Allocate cannot combine (cross-tabulate) variables. However, you can use filters to only retrieve statistics related to geographic areas that have the qualities (variables) of interest to you. Read on for a step-by-step explanation.
Example: "What do people aged 65 or older spend, on average, on cellular services per year in Kitchener?"
If you wanted to answer the above question, you'd need to combine (cross-tabulate) two different variables: age 65+ and expenditure on cellular services.
Your first attempt at achieving this might be to create an output by selecting the census subdivision of Kitchener, the Age 65+ from the Canadian Attribute for age/population, and the Spending Attribute, cellular services. You'd end up with a table with this information:
|Location||Population Aged 65+||Expenditure on Cell Services (Hhld/yr)|
However, this does not mean that the 27 084 people aged 65+ in Kitchener spend an average of $697 on cellular services.
It means that there are 27 084 people aged 65+ in Kitchener, and that the average household expenditure in Kitchener for all households (whether or not the contain people aged 65+) is $697.
So how can you combine variables?
First, you'll need to understand the capabilities with filtering - what can be filtered, and what can't?
Statistics within a geographic area, like a census subdivision (e.g. Kitchener) cannot be filtered to only display information on households within it that possess the desired attributes (variables). The census subdivision is a unit and the statistics associated with it cannot be altered. You can only filter from your report entire geographic areas that do not have households with the desired variables in sufficient amount.
So, even if you're only really interested in statistics for Kitchener as a whole, in order to filter out areas of Kitchener that don't have the types of people or households you're interested it (or not enough of them), you'll have to select a smaller set of geographic areas within Kitchener (e.g. postal codes), filter out the less desirable ones, and then summarize the remaining, more desirable postal codes to get a statistic for Kitchener as a whole.
Put in another way: rather than selecting the census subdivision of Kitchener (1 unit), you select all the postal codes within the census subdivision of Kitchener (5659 units). Then you can filter out undesirable 'units' and be left with a list of postal codes that do have the variables of interest to you. Summing or averaging the filtered results will give you a better representation of the target group (in this case, those aged 65 who spend money on cellular services).

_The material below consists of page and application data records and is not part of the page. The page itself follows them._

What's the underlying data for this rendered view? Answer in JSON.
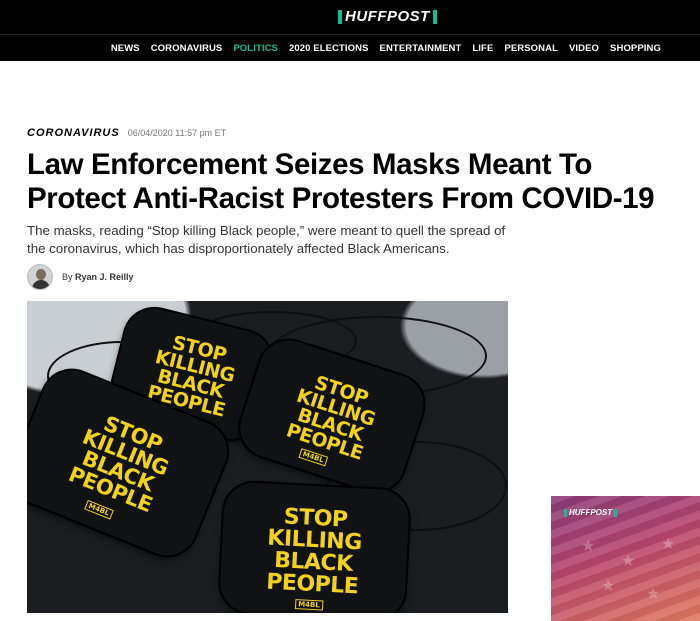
{
  "header": {
    "logo_text": "HUFFPOST",
    "nav": [
      {
        "label": "NEWS",
        "active": false
      },
      {
        "label": "CORONAVIRUS",
        "active": false
      },
      {
        "label": "POLITICS",
        "active": true
      },
      {
        "label": "2020 ELECTIONS",
        "active": false
      },
      {
        "label": "ENTERTAINMENT",
        "active": false
      },
      {
        "label": "LIFE",
        "active": false
      },
      {
        "label": "PERSONAL",
        "active": false
      },
      {
        "label": "VIDEO",
        "active": false
      },
      {
        "label": "SHOPPING",
        "active": false
      }
    ]
  },
  "article": {
    "section": "CORONAVIRUS",
    "timestamp": "06/04/2020 11:57 pm ET",
    "headline": "Law Enforcement Seizes Masks Meant To Protect Anti-Racist Protesters From COVID-19",
    "dek": "The masks, reading “Stop killing Black people,” were meant to quell the spread of the coronavirus, which has disproportionately affected Black Americans.",
    "byline_prefix": "By",
    "author": "Ryan J. Reilly"
  },
  "photo": {
    "mask_texts": [
      "STOP KILLING BLACK PEOPLE",
      "STOP KILLING BLACK PEOPLE",
      "STOP KILLING BLACK PEOPLE",
      "STOP KILLING BLACK PEOPLE"
    ],
    "mask_lines": [
      "STOP",
      "KILLING",
      "BLACK",
      "PEOPLE"
    ],
    "brand": "M4BL"
  },
  "ad": {
    "logo_text": "HUFFPOST"
  },
  "colors": {
    "accent": "#0dbe98",
    "mask_print": "#f2d21b",
    "header_bg": "#000000"
  }
}
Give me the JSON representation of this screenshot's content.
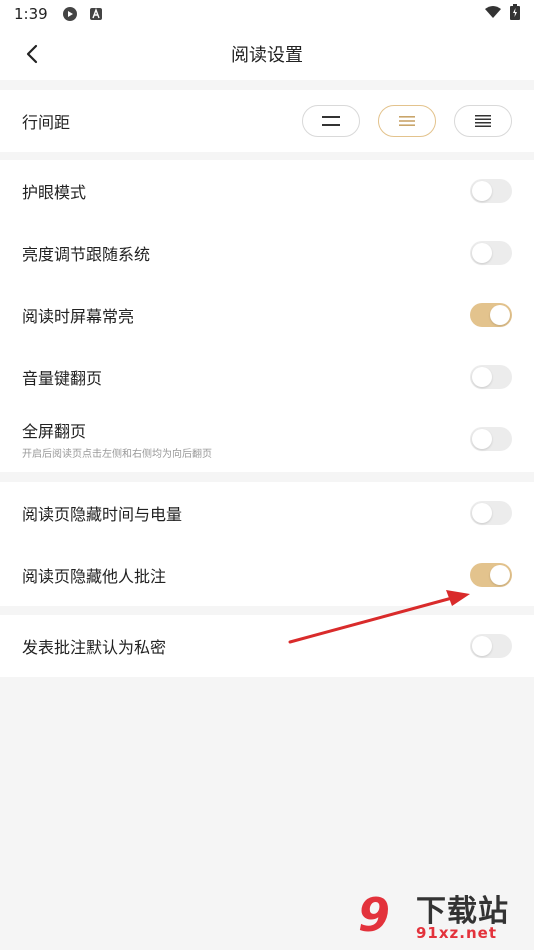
{
  "status_bar": {
    "time": "1:39",
    "icons_left": [
      "tencent-video-icon",
      "a-icon"
    ],
    "icons_right": [
      "wifi-icon",
      "battery-icon"
    ]
  },
  "header": {
    "title": "阅读设置",
    "back_icon": "chevron-left-icon"
  },
  "line_spacing": {
    "label": "行间距",
    "options": [
      "narrow",
      "medium",
      "wide"
    ],
    "selected": "medium"
  },
  "settings_group1": [
    {
      "label": "护眼模式",
      "sub": "",
      "on": false
    },
    {
      "label": "亮度调节跟随系统",
      "sub": "",
      "on": false
    },
    {
      "label": "阅读时屏幕常亮",
      "sub": "",
      "on": true
    },
    {
      "label": "音量键翻页",
      "sub": "",
      "on": false
    },
    {
      "label": "全屏翻页",
      "sub": "开启后阅读页点击左侧和右侧均为向后翻页",
      "on": false
    }
  ],
  "settings_group2": [
    {
      "label": "阅读页隐藏时间与电量",
      "on": false
    },
    {
      "label": "阅读页隐藏他人批注",
      "on": true
    }
  ],
  "settings_group3": [
    {
      "label": "发表批注默认为私密",
      "on": false
    }
  ],
  "colors": {
    "accent": "#e3c38d",
    "toggle_off": "#ececec",
    "arrow": "#d92b2b"
  },
  "watermark": {
    "logo": "9",
    "text1": "下载站",
    "text2": "91xz.net"
  }
}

1. On the Pick Geography tab, select all postal code groups in the geographic area of interest.
2. On the Pick Geography tab, create a filter by clicking File, then Filter Selection, then New Filter.
3. Design your filter. You can simply click a variable to add it to the filter, in which case, you are requesting to view only postal codes that contain people or households with that variable attribute.
However, you will find it more helpful to filter to postal codes containing a certain threshold number or percentage of people/households with the desired variable. To choose a sensible threshold, you may wish to run a separate Output to find out the average statistic for a variable in the city.
For example, after running a separate Output, you could discover that people aged 65 or older make up 11.85% of the Kitchener population as a whole. So you would certainly want to filter out postal codes that contain a lower-than-average percentage of those people. You might even go so far as to filter to postal codes containing 25% or higher populations of age 65 or over. You can choose.
To add "greater than" or "less than" criteria to your filter, use the Operators tab of the Create Filter Formula dialog box:
4. Click OK. Your filter is added and postal codes are automatically removed from your Pick Geography selections based on the filter. In this example, we've filtered the 5659 postal codes in all of Kitchener to just 552 postal codes which have higher than average (25% or more) populations aged 65 or older.
Now that we've filtered to more relevant geographic areas in Kitchener, we can create an Output with our other variable of interest: expenditure on cellular services.
First, set up the Output on the Output tab (3rd tab). Choose "Create Output as Summary if you only want a statistic for all of Kitchener. This averages the results for each postal code. Because your'e lumping the 552 postal codes into a single summary geography, you can use the Report Output Mode because you're not exceeding the 25 Geography limit for the Report output mode.
If you want to see the variation between all 552 postal codes, don't checkmark this box, and use the File Output Mode. (You would do this if you wanted to find out which specific postal codes had the highest average expenditure).
The resulting report provides the following statistic (note: the table below has been re-formatted and titled from the original Output):
|Average Cellular Services Expenditure (per household, per year)||$634|
As you can see, the average for the postal codes with a higher percentage of people aged 65+ is a little lower than the average for all of Kitchener ($697). This is a more accurate representation, but of course, isn't a perfect representation.
Ultimately, the original question,
"What do people aged 65 or older spend, on average, on cellular services per year in Kitchener?"
cannot be answered as is. However, a similar statistic can be generated:
In Kitchener, postal codes consisting of a high percentage (25% or more) of people aged 65 or older, on average, spend $634 per household per year.